● **Exercise details**
Send back the listing, word for word.

* * *

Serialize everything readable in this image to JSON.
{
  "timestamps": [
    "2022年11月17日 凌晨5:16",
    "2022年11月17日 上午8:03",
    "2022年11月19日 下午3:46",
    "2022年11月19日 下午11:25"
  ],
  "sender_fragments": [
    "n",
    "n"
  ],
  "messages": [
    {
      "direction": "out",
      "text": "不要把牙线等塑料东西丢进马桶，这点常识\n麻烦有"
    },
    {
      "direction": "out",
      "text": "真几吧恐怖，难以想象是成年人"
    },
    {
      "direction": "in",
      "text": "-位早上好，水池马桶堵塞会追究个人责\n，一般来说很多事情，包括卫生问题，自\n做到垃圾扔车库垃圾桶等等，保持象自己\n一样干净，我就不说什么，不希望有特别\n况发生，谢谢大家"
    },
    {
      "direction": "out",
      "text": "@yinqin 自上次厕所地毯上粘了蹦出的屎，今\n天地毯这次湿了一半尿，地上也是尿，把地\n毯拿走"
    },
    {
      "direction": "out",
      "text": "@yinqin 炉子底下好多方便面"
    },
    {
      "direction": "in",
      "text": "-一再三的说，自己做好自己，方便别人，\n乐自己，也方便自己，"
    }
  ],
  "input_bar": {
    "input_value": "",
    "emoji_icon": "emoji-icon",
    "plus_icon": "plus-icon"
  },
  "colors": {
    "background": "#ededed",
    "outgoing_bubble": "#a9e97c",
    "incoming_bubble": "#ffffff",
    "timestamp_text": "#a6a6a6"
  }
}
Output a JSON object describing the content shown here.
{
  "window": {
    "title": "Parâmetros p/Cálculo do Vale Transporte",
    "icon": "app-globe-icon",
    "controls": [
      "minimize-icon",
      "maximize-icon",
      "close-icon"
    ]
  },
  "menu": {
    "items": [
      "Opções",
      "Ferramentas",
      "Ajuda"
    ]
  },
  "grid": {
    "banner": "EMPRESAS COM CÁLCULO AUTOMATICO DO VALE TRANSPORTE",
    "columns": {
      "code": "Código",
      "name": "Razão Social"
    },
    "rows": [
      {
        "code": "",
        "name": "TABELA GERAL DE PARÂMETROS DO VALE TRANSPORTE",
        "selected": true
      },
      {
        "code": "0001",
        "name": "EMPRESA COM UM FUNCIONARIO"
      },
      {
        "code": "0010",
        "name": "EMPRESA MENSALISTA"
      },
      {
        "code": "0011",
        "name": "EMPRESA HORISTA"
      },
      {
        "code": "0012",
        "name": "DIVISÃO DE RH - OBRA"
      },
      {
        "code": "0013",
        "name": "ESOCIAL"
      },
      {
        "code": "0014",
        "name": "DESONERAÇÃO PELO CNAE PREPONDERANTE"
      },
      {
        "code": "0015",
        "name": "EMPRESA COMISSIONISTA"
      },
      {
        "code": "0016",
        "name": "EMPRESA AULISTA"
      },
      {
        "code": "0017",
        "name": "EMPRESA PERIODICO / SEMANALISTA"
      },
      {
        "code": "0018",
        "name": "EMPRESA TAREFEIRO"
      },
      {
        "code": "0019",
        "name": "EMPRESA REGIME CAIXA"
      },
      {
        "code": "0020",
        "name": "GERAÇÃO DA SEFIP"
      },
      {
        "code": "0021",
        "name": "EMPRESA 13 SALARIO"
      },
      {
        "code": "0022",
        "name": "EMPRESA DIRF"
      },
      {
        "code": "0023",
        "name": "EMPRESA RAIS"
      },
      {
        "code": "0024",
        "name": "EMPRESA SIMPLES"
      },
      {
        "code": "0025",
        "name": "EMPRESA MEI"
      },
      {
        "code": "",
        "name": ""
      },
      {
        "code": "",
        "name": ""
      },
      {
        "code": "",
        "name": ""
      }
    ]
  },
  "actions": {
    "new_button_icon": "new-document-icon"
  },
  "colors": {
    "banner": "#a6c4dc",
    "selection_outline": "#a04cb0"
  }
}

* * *

● **Expected answer**
Serialize everything readable in this image to JSON.
{
  "timestamps": [
    "2022年11月17日 凌晨5:16",
    "2022年11月17日 上午8:03",
    "2022年11月19日 下午3:46",
    "2022年11月19日 下午11:25"
  ],
  "sender_fragments": [
    "n",
    "n"
  ],
  "messages": [
    {
      "direction": "out",
      "text": "不要把牙线等塑料东西丢进马桶，这点常识\n麻烦有"
    },
    {
      "direction": "out",
      "text": "真几吧恐怖，难以想象是成年人"
    },
    {
      "direction": "in",
      "text": "-位早上好，水池马桶堵塞会追究个人责\n，一般来说很多事情，包括卫生问题，自\n做到垃圾扔车库垃圾桶等等，保持象自己\n一样干净，我就不说什么，不希望有特别\n况发生，谢谢大家"
    },
    {
      "direction": "out",
      "text": "@yinqin 自上次厕所地毯上粘了蹦出的屎，今\n天地毯这次湿了一半尿，地上也是尿，把地\n毯拿走"
    },
    {
      "direction": "out",
      "text": "@yinqin 炉子底下好多方便面"
    },
    {
      "direction": "in",
      "text": "-一再三的说，自己做好自己，方便别人，\n乐自己，也方便自己，"
    }
  ],
  "input_bar": {
    "input_value": "",
    "emoji_icon": "emoji-icon",
    "plus_icon": "plus-icon"
  },
  "colors": {
    "background": "#ededed",
    "outgoing_bubble": "#a9e97c",
    "incoming_bubble": "#ffffff",
    "timestamp_text": "#a6a6a6"
  }
}
Output a JSON object describing the content shown here.
{
  "window": {
    "title": "Parâmetros p/Cálculo do Vale Transporte",
    "icon": "app-globe-icon",
    "controls": [
      "minimize-icon",
      "maximize-icon",
      "close-icon"
    ]
  },
  "menu": {
    "items": [
      "Opções",
      "Ferramentas",
      "Ajuda"
    ]
  },
  "grid": {
    "banner": "EMPRESAS COM CÁLCULO AUTOMATICO DO VALE TRANSPORTE",
    "columns": {
      "code": "Código",
      "name": "Razão Social"
    },
    "rows": [
      {
        "code": "",
        "name": "TABELA GERAL DE PARÂMETROS DO VALE TRANSPORTE",
        "selected": true
      },
      {
        "code": "0001",
        "name": "EMPRESA COM UM FUNCIONARIO"
      },
      {
        "code": "0010",
        "name": "EMPRESA MENSALISTA"
      },
      {
        "code": "0011",
        "name": "EMPRESA HORISTA"
      },
      {
        "code": "0012",
        "name": "DIVISÃO DE RH - OBRA"
      },
      {
        "code": "0013",
        "name": "ESOCIAL"
      },
      {
        "code": "0014",
        "name": "DESONERAÇÃO PELO CNAE PREPONDERANTE"
      },
      {
        "code": "0015",
        "name": "EMPRESA COMISSIONISTA"
      },
      {
        "code": "0016",
        "name": "EMPRESA AULISTA"
      },
      {
        "code": "0017",
        "name": "EMPRESA PERIODICO / SEMANALISTA"
      },
      {
        "code": "0018",
        "name": "EMPRESA TAREFEIRO"
      },
      {
        "code": "0019",
        "name": "EMPRESA REGIME CAIXA"
      },
      {
        "code": "0020",
        "name": "GERAÇÃO DA SEFIP"
      },
      {
        "code": "0021",
        "name": "EMPRESA 13 SALARIO"
      },
      {
        "code": "0022",
        "name": "EMPRESA DIRF"
      },
      {
        "code": "0023",
        "name": "EMPRESA RAIS"
      },
      {
        "code": "0024",
        "name": "EMPRESA SIMPLES"
      },
      {
        "code": "0025",
        "name": "EMPRESA MEI"
      },
      {
        "code": "",
        "name": ""
      },
      {
        "code": "",
        "name": ""
      },
      {
        "code": "",
        "name": ""
      }
    ]
  },
  "actions": {
    "new_button_icon": "new-document-icon"
  },
  "colors": {
    "banner": "#a6c4dc",
    "selection_outline": "#a04cb0"
  }
}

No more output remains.